Experts believe these objects may have been “quickly placed” beneath a stack of heavy stone blocks, possibly to hide the objects as the Persian Empire began its conquest of Egypt, which ultimately led to the collapse of the 26th Dynasty, the last native Egyptian dynasty to rule. Some objects are inscribed with the name of Psamtik I, who ruled as king of Egypt from 664 B.C.E. to 610 B.C.E, during the 26th Dynasty, as well as those of the kings Wahibre Ibiau, who ruled ca. 1670 B.C.E., during the 13th Dynasty, and Ahmose II, who died in 526 B.C.E. and is considered the last great king of the 26th Dynasty.
In addition to this trove of artifacts, the archaeologists discovered what the described as a “large limestone threshold” that included a well once containing holy water.

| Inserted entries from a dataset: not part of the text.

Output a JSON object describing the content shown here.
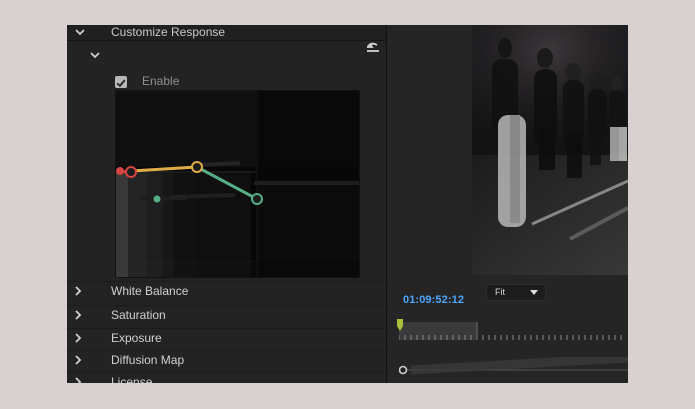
{
  "panel": {
    "header_title": "Customize Response",
    "enable_label": "Enable",
    "enable_checked": true,
    "reset_icon": "undo-icon",
    "menu_items": [
      {
        "label": "White Balance"
      },
      {
        "label": "Saturation"
      },
      {
        "label": "Exposure"
      },
      {
        "label": "Diffusion Map"
      },
      {
        "label": "License"
      }
    ]
  },
  "viewer": {
    "timecode": "01:09:52:12",
    "fit_label": "Fit",
    "playhead_progress": 0.02,
    "in_out_range": [
      0,
      0.35
    ]
  },
  "graph": {
    "accent_red": "#e14a4a",
    "accent_yellow": "#e3b44d",
    "accent_green": "#58b38a",
    "points": [
      {
        "label": "red-handle"
      },
      {
        "label": "yellow-handle"
      },
      {
        "label": "green-handle"
      }
    ]
  }
}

That structure also includes a bathtub, a bathroom, and a place where water could be heated.